This fall, public servants will convene meetings across Washington state to discuss how much marijuana constitutes a two-month supply, reports the Associated Press. It is part of an attempt to shore up the state’s medical marijuana law, which has been on the books for nearly a decade without defining the 60-day supply patients are allowed to have on hand. After years of attempts to amend the law, the state Health Department has been ordered to spell out how much marijuana makes up that theoretical two-month cache.
Prosecutors and police support the change, saying it should help officers determine whom to arrest and whom to leave alone. The American Civil Liberties Union and some state legislators think it could be the beginning of even broader reforms. Some patients wish the state wouldn’t bother, spooked the government will make the limits too restrictive and cause more arrests for people in frail health. If the law is changed, dissenters would rather see stronger protection from arrest or an allowance for group growing operations.

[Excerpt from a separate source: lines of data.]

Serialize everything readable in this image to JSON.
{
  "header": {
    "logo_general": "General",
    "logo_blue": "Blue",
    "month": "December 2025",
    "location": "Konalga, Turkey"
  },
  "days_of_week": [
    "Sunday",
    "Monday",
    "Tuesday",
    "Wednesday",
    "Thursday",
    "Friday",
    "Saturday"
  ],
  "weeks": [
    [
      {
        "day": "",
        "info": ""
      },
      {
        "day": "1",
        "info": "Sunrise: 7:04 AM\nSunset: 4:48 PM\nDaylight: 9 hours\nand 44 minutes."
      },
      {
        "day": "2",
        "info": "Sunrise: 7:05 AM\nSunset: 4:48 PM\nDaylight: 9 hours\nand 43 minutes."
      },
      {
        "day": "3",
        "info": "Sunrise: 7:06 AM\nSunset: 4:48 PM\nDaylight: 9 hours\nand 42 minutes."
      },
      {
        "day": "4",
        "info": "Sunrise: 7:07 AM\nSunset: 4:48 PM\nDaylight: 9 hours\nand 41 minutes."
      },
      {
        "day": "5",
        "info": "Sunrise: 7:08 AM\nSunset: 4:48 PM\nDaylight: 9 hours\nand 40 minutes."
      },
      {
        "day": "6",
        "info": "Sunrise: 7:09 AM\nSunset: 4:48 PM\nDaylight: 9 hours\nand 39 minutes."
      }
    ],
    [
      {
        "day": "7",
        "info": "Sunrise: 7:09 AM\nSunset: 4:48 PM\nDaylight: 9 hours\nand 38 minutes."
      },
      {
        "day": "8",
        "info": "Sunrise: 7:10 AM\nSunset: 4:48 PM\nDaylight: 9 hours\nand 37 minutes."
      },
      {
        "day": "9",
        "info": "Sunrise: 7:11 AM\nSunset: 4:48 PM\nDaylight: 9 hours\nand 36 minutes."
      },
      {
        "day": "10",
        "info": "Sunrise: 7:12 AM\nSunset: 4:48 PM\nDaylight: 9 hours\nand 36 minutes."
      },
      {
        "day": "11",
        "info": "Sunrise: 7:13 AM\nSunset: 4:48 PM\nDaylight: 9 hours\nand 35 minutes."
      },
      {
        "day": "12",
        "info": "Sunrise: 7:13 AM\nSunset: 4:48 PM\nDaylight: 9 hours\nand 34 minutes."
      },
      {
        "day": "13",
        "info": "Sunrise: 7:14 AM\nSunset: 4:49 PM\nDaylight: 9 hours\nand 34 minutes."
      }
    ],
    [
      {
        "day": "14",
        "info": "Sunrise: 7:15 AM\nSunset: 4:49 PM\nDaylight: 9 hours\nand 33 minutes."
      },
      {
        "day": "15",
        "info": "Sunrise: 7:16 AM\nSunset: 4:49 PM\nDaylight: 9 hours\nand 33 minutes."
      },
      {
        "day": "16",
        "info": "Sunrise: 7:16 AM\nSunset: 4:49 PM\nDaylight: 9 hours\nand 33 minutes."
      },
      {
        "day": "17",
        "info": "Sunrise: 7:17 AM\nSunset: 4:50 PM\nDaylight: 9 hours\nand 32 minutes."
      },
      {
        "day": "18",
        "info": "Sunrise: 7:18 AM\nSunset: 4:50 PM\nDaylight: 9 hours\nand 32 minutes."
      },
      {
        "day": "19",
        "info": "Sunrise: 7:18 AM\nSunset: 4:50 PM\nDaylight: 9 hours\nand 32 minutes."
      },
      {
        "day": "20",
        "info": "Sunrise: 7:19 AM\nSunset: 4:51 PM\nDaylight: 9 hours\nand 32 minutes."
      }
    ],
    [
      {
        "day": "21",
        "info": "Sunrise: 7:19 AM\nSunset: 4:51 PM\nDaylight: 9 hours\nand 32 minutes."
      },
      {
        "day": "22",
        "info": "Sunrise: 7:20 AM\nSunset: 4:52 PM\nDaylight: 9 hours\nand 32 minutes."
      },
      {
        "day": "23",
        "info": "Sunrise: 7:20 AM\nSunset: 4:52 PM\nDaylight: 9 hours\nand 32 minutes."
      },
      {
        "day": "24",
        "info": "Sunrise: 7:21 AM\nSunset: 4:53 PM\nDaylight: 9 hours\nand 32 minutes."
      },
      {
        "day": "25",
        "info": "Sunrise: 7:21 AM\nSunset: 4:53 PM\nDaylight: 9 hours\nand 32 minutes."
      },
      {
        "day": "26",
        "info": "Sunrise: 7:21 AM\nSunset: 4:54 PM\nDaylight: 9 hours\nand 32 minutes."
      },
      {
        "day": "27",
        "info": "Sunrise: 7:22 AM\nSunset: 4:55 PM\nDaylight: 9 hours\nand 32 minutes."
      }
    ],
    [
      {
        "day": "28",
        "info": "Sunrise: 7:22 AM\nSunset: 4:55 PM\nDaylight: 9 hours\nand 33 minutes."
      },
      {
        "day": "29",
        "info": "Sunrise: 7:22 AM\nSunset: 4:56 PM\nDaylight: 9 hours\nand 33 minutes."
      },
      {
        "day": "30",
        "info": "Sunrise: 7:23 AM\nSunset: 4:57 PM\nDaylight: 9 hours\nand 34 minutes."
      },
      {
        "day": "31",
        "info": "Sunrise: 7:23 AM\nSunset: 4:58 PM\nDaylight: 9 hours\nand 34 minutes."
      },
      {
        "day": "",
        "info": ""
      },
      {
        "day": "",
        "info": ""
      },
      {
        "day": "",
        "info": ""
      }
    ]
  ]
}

Defining the 60-day supply, they say, is a do-nothing compromise aimed mostly at pleasing law enforcement.